To illustrate why this problem of modern individualism taking the place of classical republicanism is so important we can use one of the more extreme theories of individual liberty and property called anarcho-capitalism. The anarcho capitalist would assert that the state itself is an unjust monopoly which derives its power through the forced taxation of the citizenry and if one were to adopt the economic policies of total deregulation then the invisible hand of the market could take the place of the state; resulting in true liberty. The Anarcho Capitalist would claim that the state can be abolished, because it is assumed that through the individual doing what is most profitable for himself and in his own self interests that this would ultimately be good for the society as a whole, in that, it stands to reason that it is of course not profitable for a business owner, to say, poison his consumers through a flawed product. Yet, what this anarcho-capitalist model fails to take into account is that which is good for one individual is not always good for the society as a whole. To illustrate this point one could take into consideration that what would be in the best interests of the business owner would be for him to automate all production. This would certainly increase his production capacity and, also, his profit margin by reducing the amount he has to allocate to wages… but at what cost? Well of course that negative impact can clearly be seen in the workers who are now found jobless. So while the individual who owns this hypothetical business would benefit through increasing his net gain by decreasing wage costs, and the individual consumer would benefit through the decrease in prices which would inevitably result through the laws of supply and demand, the individual worker is now left jobless and destitute.

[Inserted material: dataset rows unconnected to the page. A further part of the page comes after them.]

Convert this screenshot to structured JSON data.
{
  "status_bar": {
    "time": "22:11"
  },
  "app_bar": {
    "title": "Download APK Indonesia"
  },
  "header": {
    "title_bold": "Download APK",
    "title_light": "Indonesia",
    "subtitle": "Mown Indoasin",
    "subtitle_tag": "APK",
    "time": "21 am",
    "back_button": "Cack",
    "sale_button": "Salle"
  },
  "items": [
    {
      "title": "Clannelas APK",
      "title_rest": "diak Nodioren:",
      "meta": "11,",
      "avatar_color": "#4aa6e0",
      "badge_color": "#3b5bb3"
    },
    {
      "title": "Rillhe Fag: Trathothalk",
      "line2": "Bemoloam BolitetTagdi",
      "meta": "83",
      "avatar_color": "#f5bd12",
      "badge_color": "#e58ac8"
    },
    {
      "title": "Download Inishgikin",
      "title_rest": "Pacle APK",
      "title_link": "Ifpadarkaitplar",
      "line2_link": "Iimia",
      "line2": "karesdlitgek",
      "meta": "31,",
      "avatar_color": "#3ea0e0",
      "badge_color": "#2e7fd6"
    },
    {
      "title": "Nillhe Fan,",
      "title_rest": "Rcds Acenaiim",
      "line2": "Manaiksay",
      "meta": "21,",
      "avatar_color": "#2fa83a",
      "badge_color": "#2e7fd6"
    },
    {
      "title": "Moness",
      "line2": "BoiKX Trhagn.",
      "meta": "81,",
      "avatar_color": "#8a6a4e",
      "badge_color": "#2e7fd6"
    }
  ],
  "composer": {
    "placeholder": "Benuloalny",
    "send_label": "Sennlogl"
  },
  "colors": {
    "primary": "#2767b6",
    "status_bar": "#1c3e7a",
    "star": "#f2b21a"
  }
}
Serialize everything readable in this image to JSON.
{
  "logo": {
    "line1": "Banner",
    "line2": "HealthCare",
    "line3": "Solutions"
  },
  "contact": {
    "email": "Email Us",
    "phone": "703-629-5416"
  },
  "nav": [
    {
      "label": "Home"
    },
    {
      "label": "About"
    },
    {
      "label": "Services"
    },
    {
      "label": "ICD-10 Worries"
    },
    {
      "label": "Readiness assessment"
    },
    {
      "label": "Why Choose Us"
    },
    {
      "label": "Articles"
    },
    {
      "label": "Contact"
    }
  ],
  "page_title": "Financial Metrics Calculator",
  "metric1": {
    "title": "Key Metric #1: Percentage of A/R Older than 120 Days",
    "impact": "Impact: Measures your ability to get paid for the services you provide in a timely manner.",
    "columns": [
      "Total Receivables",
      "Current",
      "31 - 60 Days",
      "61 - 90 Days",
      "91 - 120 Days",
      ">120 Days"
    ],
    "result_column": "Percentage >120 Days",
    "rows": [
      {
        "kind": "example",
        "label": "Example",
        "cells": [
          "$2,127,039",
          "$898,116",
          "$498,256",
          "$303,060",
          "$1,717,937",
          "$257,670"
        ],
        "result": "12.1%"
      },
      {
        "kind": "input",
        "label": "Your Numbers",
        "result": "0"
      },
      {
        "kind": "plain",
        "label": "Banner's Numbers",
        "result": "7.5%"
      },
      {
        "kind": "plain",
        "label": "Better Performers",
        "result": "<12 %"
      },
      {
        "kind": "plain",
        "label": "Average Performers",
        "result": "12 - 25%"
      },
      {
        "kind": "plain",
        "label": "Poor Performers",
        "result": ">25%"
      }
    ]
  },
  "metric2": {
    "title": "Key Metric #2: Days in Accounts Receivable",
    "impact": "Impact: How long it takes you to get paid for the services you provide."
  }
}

Now how does this disproportional focus on modern individualism to the neglect of classical republicanism relate to the practices of individualism in the United States? The best way to put it into perspective is through the context of the extremes on both sides of the spectrum. On one side of the spectrum we have totalitarianism in which the state is all powerful and individual liberty is non existent and on the other side we have anarchism in which the restrictive functions of the state have been totally abolished and unchecked individualism is the law of the land. Now how would this hypothetical anarchist societal structure function? Well let us first assume that the economic structure of any given society would remain intact and in the case of the United States it would continue to be Capitalism. Now that there is no longer a state to provide for services; such as, security, defense, and education there would now be a demand from the public for private companies to fill the void. The individual upon seeing that there was now a demand for him to provide this security, defense, education, etc., would begin to form privatized police, military, and educational institutions. Now that state regulation has been abolished there would no longer be any checks on monopolies. Individual companies each doing what is in their own economic interests would form into large conglomerates. So now a societal structure is beginning to form which in fact looks very state like. Not only has it taken on the form of the state but through the formation of these large conglomerates in which every aspect of society is controlled by a single entity the society has in fact become totalitarian in nature. In effect the individual liberty which the abolishment of the state was supposed to provide has been all but eliminated and in the place of a government of, by, and for the people, we are now left with a government of, by, and for the government. So we can see in this extreme example of how a focus solely on the individual while ignoring the effect that this individual will have on the society as a whole can in actuality create the opposite of the intended effect.
--Thomas Askins (that's me)